Since Krisna Murti held “BAVF-NAF” in Bandung in 2002, video art in Indonesia has grown to be quite extensive in terms of its players and audience. The members of Tromarama have grown out of this political and cultural environment in Indonesia.
The video clip for Serigala Militia first caught the public’s eye when it was presented in a group exhibition, “Bandung New Emergence #1,” in 2006 (Selasar Sunaryo Art Space, Bandung). From then on, Tromarama were given opportunities to create other video works, such as Zsa Zsa Zsu (2007) and Balonku (My Balloon, 2007).
All three music videos—Serigala Militia, Zsa Zsa Zsu, and Balonku—were created using ’unusual’ materials. Serigala Militia was made of a series of hundreds woodcut panels; Zsa Zsa Zsu, of arrangements of thousands of types of buttons with a myriad of colors; and Balonku, of a series of collage images using colorful bits of paper. These three music videos were the group’s visual interpretations of existing songs by others. And it is only in their work Ting* (2008) that they started to think of the narrative, visualization, and audio/music aspects as a whole.

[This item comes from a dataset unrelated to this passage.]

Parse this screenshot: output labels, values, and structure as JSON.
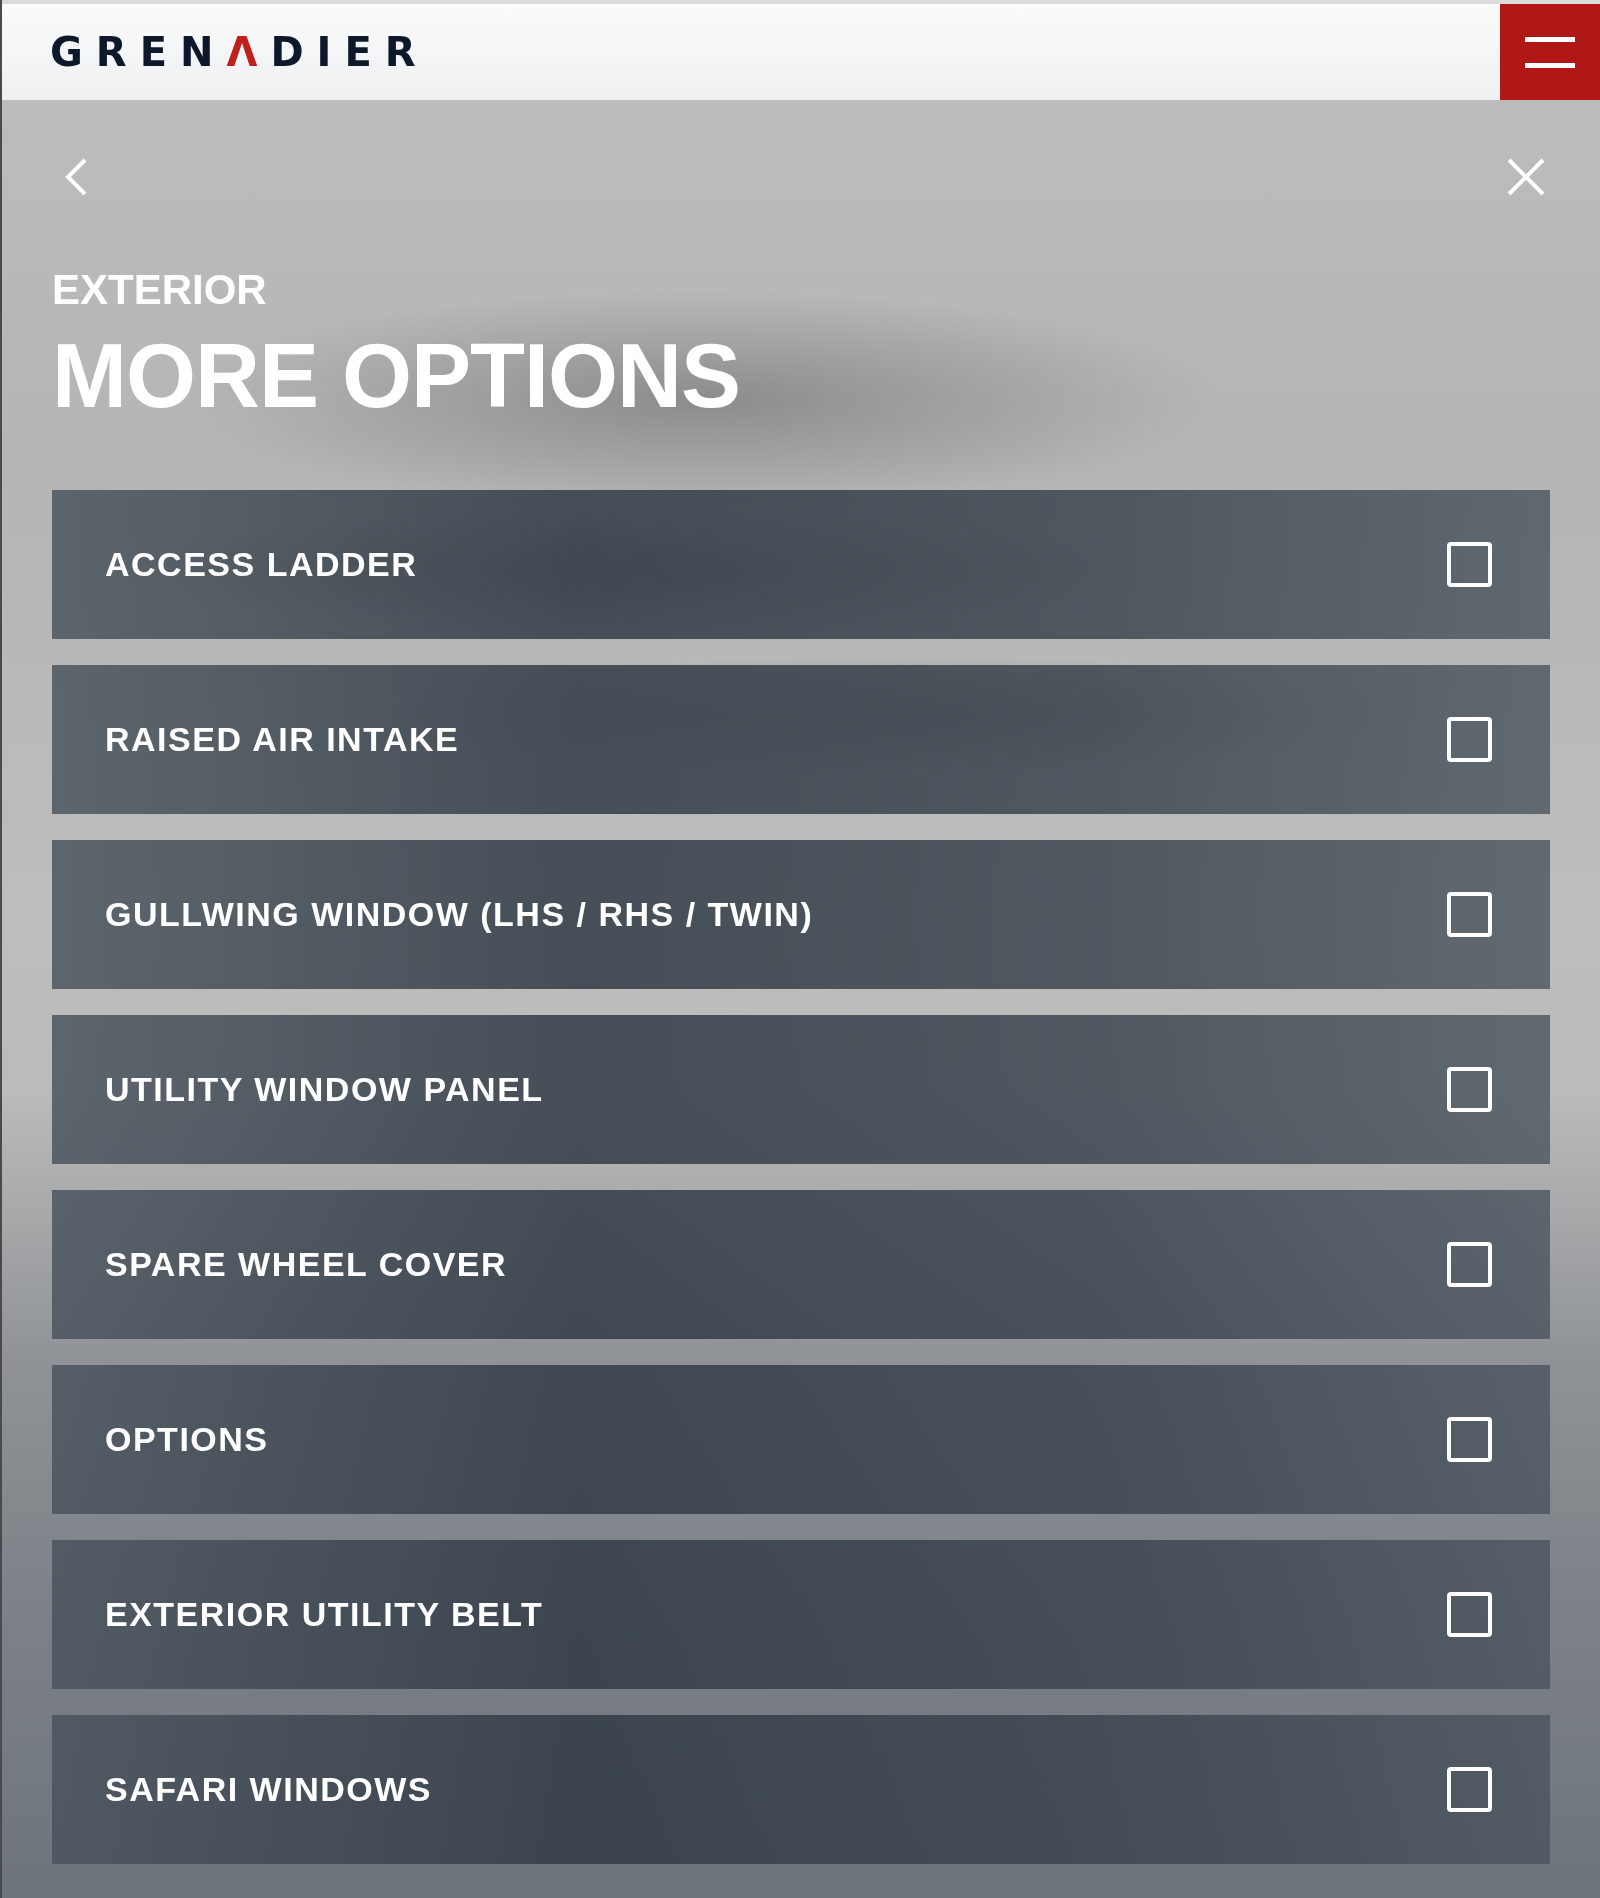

Ting* was also made using stop-motion, affirming Tromarama’s confidence in creating video works using this technique, and at the same time showing their courage to keep on trying new things. The cheerful video depicts a range of white chinaware taking a walk in the city, before eventually returning to their ‘dormitory’, the kitchen cupboard. The work’s strong presence was enhanced by being screened within an installation of hundreds of real chinaware pieces.
These first four video works made Tromarama’s name and gave them access to a variety of video screening events and subsequently to art exhibitions in many galleries in Indonesia. However, they were not immediately convinced that the production of video art could have a bright future in Indonesian art.

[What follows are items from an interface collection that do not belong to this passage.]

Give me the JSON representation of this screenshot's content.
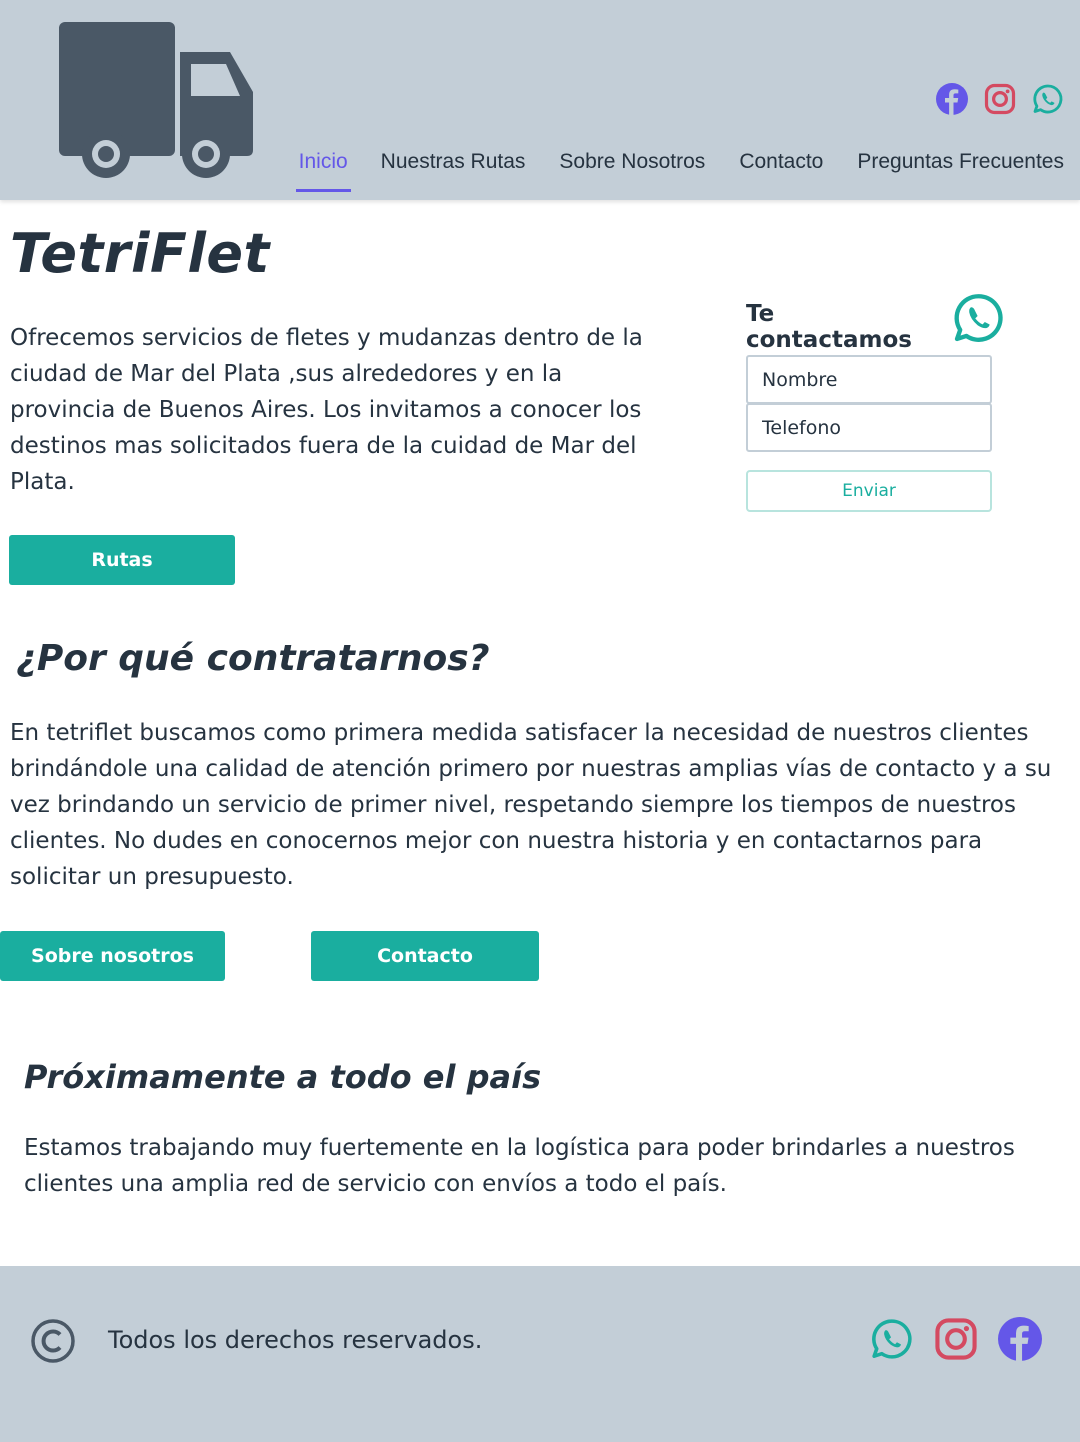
{
  "header": {
    "logo_icon": "truck-icon",
    "social": [
      {
        "name": "facebook-icon",
        "color": "#6457e8"
      },
      {
        "name": "instagram-icon",
        "color": "#d44a61"
      },
      {
        "name": "whatsapp-icon",
        "color": "#1aae9f"
      }
    ],
    "nav": [
      {
        "label": "Inicio",
        "active": true
      },
      {
        "label": "Nuestras Rutas",
        "active": false
      },
      {
        "label": "Sobre Nosotros",
        "active": false
      },
      {
        "label": "Contacto",
        "active": false
      },
      {
        "label": "Preguntas Frecuentes",
        "active": false
      }
    ]
  },
  "hero": {
    "title": "TetriFlet",
    "text": "Ofrecemos servicios de fletes y mudanzas dentro de la ciudad de Mar del Plata ,sus alrededores y en la provincia de Buenos Aires. Los invitamos a conocer los destinos mas solicitados fuera de la cuidad de Mar del Plata.",
    "button": "Rutas"
  },
  "contact_form": {
    "title": "Te contactamos",
    "name_placeholder": "Nombre",
    "phone_placeholder": "Telefono",
    "send_label": "Enviar"
  },
  "why": {
    "title": "¿Por qué contratarnos?",
    "text": "En tetriflet buscamos como primera medida satisfacer la necesidad de nuestros clientes brindándole una calidad de atención primero por nuestras amplias vías de contacto y a su vez brindando un servicio de primer nivel, respetando siempre los tiempos de nuestros clientes. No dudes en conocernos mejor con nuestra historia y en contactarnos para solicitar un presupuesto.",
    "about_button": "Sobre nosotros",
    "contact_button": "Contacto"
  },
  "soon": {
    "title": "Próximamente a todo el país",
    "text": "Estamos trabajando muy fuertemente en la logística para poder brindarles a nuestros clientes una amplia red de servicio con envíos a todo el país."
  },
  "footer": {
    "copyright_icon": "copyright-icon",
    "text": "Todos los derechos reservados.",
    "social": [
      "whatsapp-icon",
      "instagram-icon",
      "facebook-icon"
    ]
  },
  "colors": {
    "header_bg": "#c3ced7",
    "accent_green": "#1aae9f",
    "nav_active": "#6457e8",
    "text_dark": "#263340",
    "logo_gray": "#4a5866"
  }
}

After graduation, Ebet and Ruddy left Bandung for a while to work in Jakarta, while Baby stayed in Bandung. The future of the group became unclear, so much so that the 402 woodcut panels used to make Serigala Militia were almost destroyed. The hundreds of woodcut panels were a burden for Baby, who had to take care and store them while she was living in a small, cramped rented house in Bandung. Thankfully, the panels survived and the work was exhibited at the 2nd Singapore Biennale in 2008. After this, invitations to present their works in a variety of exhibitions came one after another, from inside the country and abroad.

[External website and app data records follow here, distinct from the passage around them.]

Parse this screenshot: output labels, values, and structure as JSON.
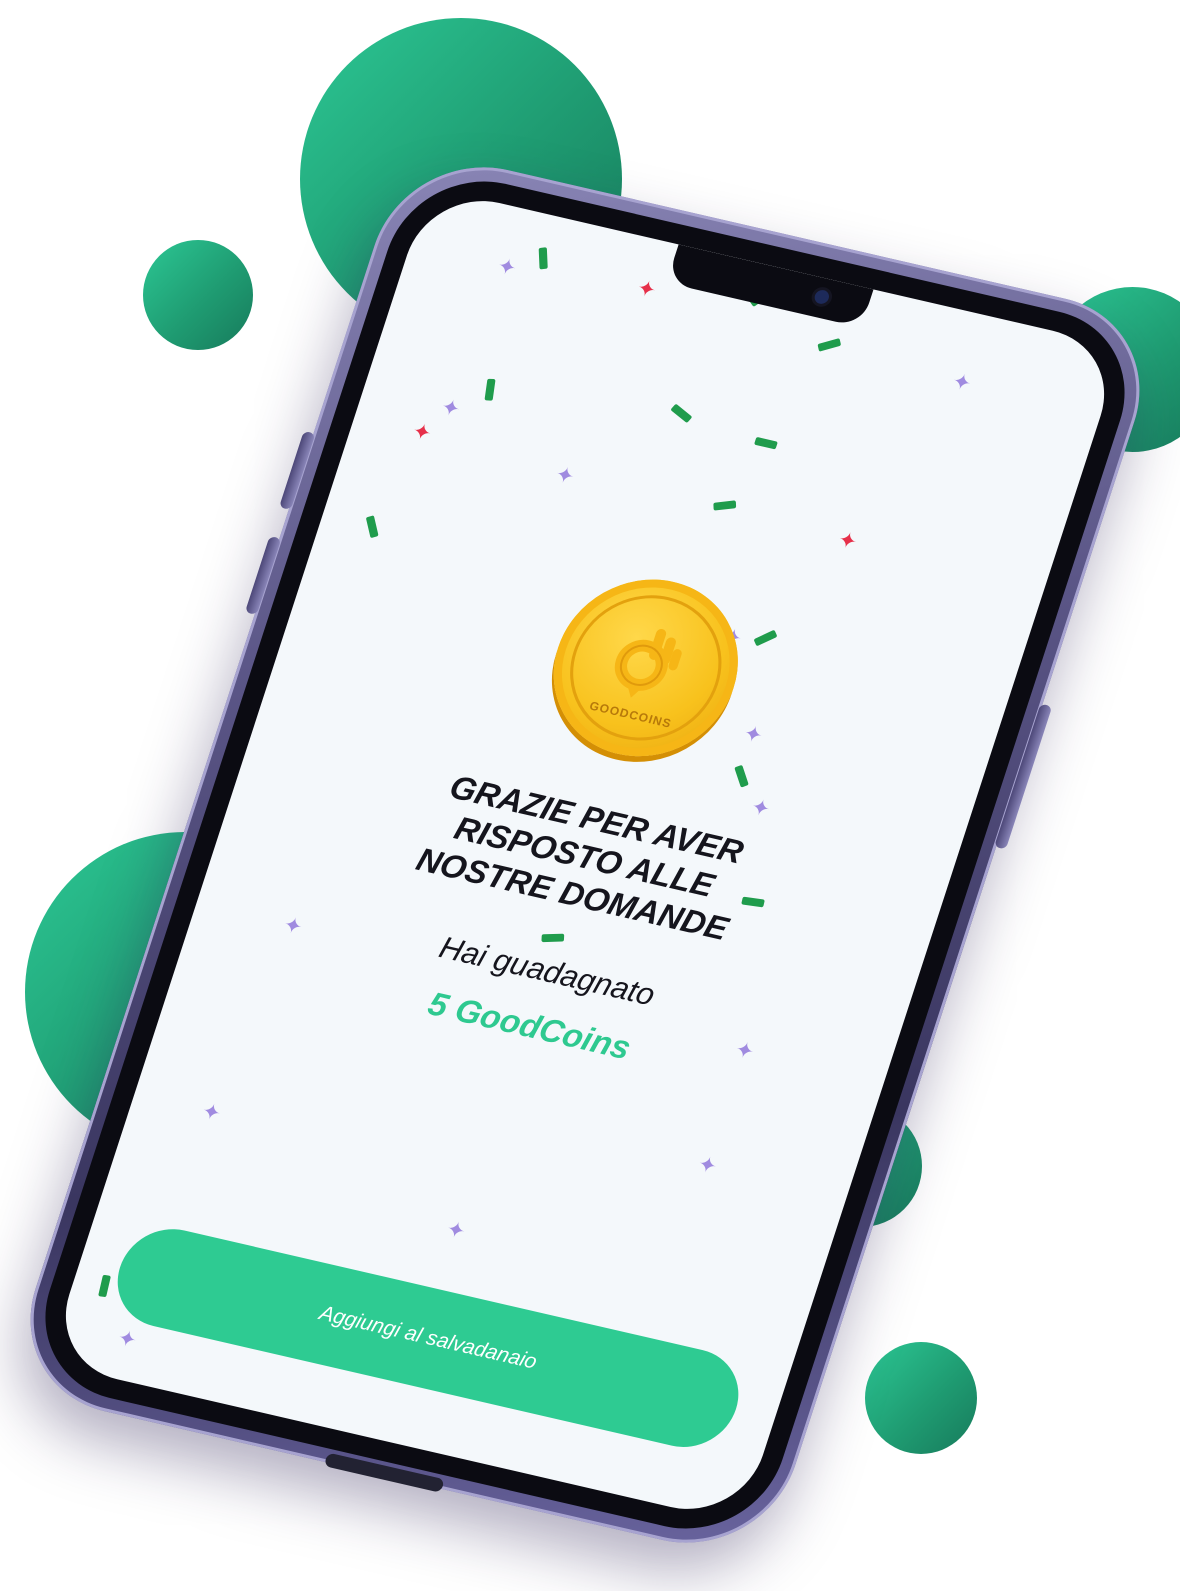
{
  "screen": {
    "title_lines": [
      "GRAZIE PER AVER",
      "RISPOSTO ALLE",
      "NOSTRE DOMANDE"
    ],
    "subtitle": "Hai guadagnato",
    "reward": "5 GoodCoins",
    "cta_label": "Aggiungi al salvadanaio"
  },
  "coin": {
    "label": "GOODCOINS",
    "icon": "hand-ok-icon"
  },
  "colors": {
    "accent": "#2ecb92",
    "bubble": "#1f9c72",
    "coin": "#f8c21d",
    "confetti_green": "#1f9c4c",
    "star_purple": "#a08be0",
    "star_red": "#e6304a"
  }
}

Prior to its exhibition here at the Mori Art Museum, Serigala Militia grabbed attention in the “Philagrafika” exhibition in Philadelphia, U.S., leading to a number of local and regional collectors expressing their interest in collecting Tromarama’s video works. All of these factors have convinced Tromarama to keep on working.
Currently Tromarama is still creating increasingly intriguing video works, as well as a number of installations. During an interview with me, the three of them agreed that the choice of media and form, whether video or installation, is made—often after long and fiery discussions and debates—because the media are considered to be the ones that can most aptly convey certain messages.
It is clear, however, that in the context of recent developments in contemporary art in Indonesia—which is still dominated by paintings and sculptures—Tromarama, with their video works, seem to represent a new generation increasingly open to, and familiar with, a myriad of new media to express their ideas and experience.
Enin Supriyanto (independent curator and writer, focusing on Indonesian contemporary art)
*This essay was published in “MAM Project 012: TROMARAMA” catalogue. Published by Mori Art Museum. Date of Publication: August 1, 2010